** Opening DATASET CONTENT block **
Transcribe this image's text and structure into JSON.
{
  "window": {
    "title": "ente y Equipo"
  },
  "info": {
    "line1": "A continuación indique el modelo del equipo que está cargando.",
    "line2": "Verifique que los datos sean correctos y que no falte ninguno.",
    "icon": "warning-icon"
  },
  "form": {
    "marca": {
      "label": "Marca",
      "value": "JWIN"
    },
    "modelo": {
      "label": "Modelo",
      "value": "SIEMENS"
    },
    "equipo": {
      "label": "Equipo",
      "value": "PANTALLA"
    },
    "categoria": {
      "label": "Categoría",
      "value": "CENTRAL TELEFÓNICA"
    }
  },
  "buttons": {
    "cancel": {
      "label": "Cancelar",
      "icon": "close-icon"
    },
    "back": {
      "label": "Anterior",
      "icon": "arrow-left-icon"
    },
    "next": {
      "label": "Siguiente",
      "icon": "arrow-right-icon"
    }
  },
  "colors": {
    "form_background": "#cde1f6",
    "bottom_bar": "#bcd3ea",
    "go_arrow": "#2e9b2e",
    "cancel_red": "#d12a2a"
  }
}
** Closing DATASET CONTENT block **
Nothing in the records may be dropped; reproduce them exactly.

Transcribe this image's text and structure into JSON.
{
  "window": {
    "title": "ente y Equipo"
  },
  "info": {
    "line1": "A continuación indique el modelo del equipo que está cargando.",
    "line2": "Verifique que los datos sean correctos y que no falte ninguno.",
    "icon": "warning-icon"
  },
  "form": {
    "marca": {
      "label": "Marca",
      "value": "JWIN"
    },
    "modelo": {
      "label": "Modelo",
      "value": "SIEMENS"
    },
    "equipo": {
      "label": "Equipo",
      "value": "PANTALLA"
    },
    "categoria": {
      "label": "Categoría",
      "value": "CENTRAL TELEFÓNICA"
    }
  },
  "buttons": {
    "cancel": {
      "label": "Cancelar",
      "icon": "close-icon"
    },
    "back": {
      "label": "Anterior",
      "icon": "arrow-left-icon"
    },
    "next": {
      "label": "Siguiente",
      "icon": "arrow-right-icon"
    }
  },
  "colors": {
    "form_background": "#cde1f6",
    "bottom_bar": "#bcd3ea",
    "go_arrow": "#2e9b2e",
    "cancel_red": "#d12a2a"
  }
}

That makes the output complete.